→ PROBLEM: Return, from the data that follows, each line that holds the word "name".

Items from a dataset:
================================
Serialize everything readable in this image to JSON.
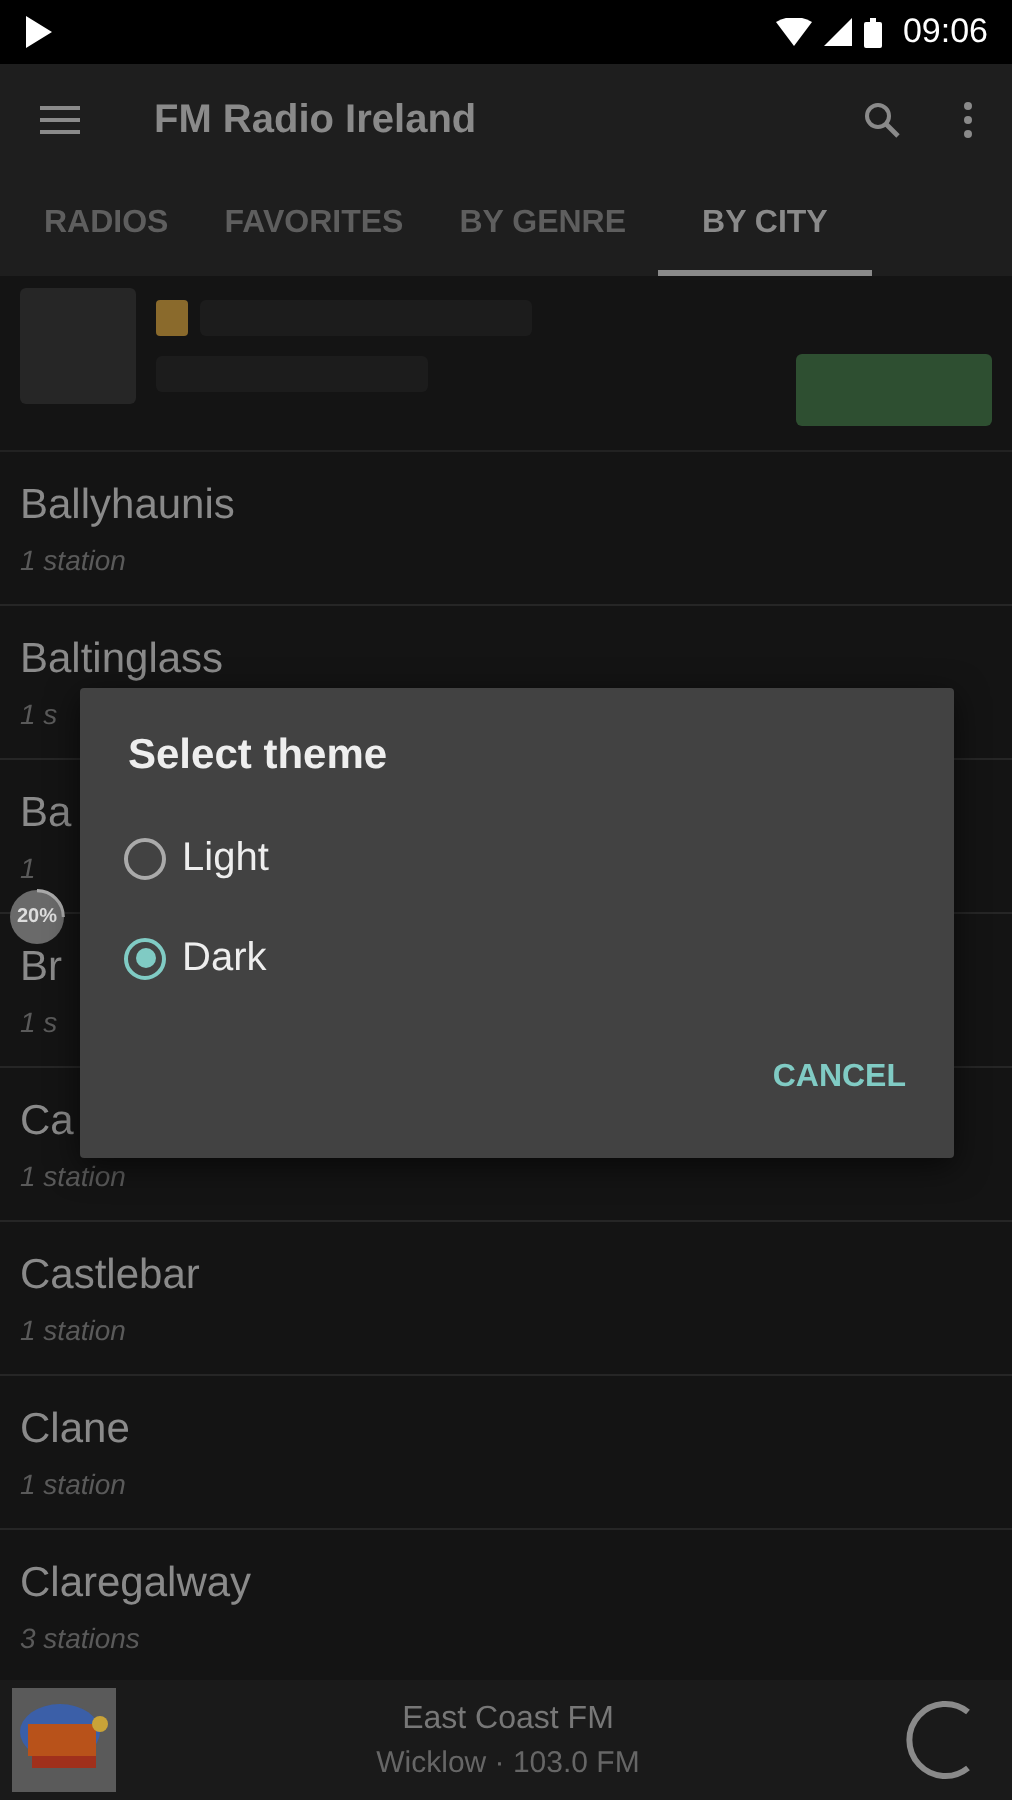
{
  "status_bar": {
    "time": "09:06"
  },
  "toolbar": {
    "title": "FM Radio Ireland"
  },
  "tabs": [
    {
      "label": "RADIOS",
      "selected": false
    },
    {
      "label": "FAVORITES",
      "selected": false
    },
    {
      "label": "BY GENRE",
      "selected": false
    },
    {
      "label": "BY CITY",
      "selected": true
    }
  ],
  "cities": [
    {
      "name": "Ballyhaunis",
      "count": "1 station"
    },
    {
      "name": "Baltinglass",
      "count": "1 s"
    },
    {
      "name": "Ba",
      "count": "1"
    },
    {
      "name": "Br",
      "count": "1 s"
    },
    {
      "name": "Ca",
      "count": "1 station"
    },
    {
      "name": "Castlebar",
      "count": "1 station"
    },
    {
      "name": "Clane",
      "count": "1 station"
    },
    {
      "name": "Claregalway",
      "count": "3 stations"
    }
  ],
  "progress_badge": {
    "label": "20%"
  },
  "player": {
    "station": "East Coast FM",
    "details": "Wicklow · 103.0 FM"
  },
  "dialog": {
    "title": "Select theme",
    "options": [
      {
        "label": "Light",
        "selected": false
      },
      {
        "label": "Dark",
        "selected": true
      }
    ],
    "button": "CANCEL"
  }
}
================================
→ REPLY:
      "name": "Ballyhaunis",
      "name": "Baltinglass",
      "name": "Ba",
      "name": "Br",
      "name": "Ca",
      "name": "Castlebar",
      "name": "Clane",
      "name": "Claregalway",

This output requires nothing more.